ACTIVITY. Report each line of the entries below that has the word "Tangent" in it.
──────── SUPPLIED DATA
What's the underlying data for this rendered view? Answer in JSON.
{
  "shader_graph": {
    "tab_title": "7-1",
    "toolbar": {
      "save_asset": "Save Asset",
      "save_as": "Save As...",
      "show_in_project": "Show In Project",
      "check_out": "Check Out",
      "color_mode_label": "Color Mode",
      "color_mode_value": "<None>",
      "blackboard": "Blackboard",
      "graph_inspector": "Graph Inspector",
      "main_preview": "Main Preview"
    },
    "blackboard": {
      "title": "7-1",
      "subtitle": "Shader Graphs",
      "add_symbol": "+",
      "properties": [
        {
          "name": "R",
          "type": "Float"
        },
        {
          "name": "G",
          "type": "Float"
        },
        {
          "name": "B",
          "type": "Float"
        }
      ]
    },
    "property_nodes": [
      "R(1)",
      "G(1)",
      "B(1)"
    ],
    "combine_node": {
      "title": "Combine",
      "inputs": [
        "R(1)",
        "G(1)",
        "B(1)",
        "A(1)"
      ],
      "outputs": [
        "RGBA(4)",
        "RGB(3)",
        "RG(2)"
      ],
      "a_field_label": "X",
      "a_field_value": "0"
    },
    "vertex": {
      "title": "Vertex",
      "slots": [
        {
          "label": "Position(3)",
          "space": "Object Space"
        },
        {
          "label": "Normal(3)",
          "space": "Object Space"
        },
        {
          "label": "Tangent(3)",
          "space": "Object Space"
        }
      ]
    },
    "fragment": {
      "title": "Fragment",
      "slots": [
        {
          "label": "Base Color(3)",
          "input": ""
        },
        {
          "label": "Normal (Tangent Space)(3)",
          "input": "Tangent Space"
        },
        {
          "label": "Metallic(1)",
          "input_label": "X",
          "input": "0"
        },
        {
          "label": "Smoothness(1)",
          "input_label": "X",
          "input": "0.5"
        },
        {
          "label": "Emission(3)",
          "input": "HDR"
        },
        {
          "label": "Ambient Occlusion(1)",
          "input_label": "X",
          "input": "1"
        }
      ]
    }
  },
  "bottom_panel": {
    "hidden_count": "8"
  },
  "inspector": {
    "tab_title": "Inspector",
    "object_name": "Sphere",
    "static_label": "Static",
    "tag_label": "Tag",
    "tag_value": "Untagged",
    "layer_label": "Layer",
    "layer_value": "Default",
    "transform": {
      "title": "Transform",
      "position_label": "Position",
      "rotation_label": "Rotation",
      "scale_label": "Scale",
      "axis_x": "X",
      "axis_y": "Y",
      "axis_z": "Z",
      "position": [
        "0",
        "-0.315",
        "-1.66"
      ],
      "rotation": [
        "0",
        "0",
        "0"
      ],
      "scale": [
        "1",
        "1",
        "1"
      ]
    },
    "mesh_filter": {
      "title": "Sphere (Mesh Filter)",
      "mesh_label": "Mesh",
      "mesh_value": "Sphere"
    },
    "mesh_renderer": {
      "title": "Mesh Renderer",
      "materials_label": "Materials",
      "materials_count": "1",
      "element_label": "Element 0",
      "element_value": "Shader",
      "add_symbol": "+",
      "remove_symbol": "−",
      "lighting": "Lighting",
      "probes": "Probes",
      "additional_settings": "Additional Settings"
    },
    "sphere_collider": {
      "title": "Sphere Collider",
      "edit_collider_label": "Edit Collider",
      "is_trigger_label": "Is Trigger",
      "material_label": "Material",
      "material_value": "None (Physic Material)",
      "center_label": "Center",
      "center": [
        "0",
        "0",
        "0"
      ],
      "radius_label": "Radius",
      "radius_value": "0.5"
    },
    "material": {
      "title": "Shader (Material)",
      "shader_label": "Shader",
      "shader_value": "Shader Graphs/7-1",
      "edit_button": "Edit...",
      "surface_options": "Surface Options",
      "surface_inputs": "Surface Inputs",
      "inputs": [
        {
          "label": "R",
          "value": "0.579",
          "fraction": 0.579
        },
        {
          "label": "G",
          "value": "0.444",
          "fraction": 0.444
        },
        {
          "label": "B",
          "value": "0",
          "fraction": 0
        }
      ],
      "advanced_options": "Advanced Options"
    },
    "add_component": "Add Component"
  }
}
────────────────
RESPONSE TO THE EXERCISE.
          "label": "Tangent(3)",
          "label": "Normal (Tangent Space)(3)",
          "input": "Tangent Space"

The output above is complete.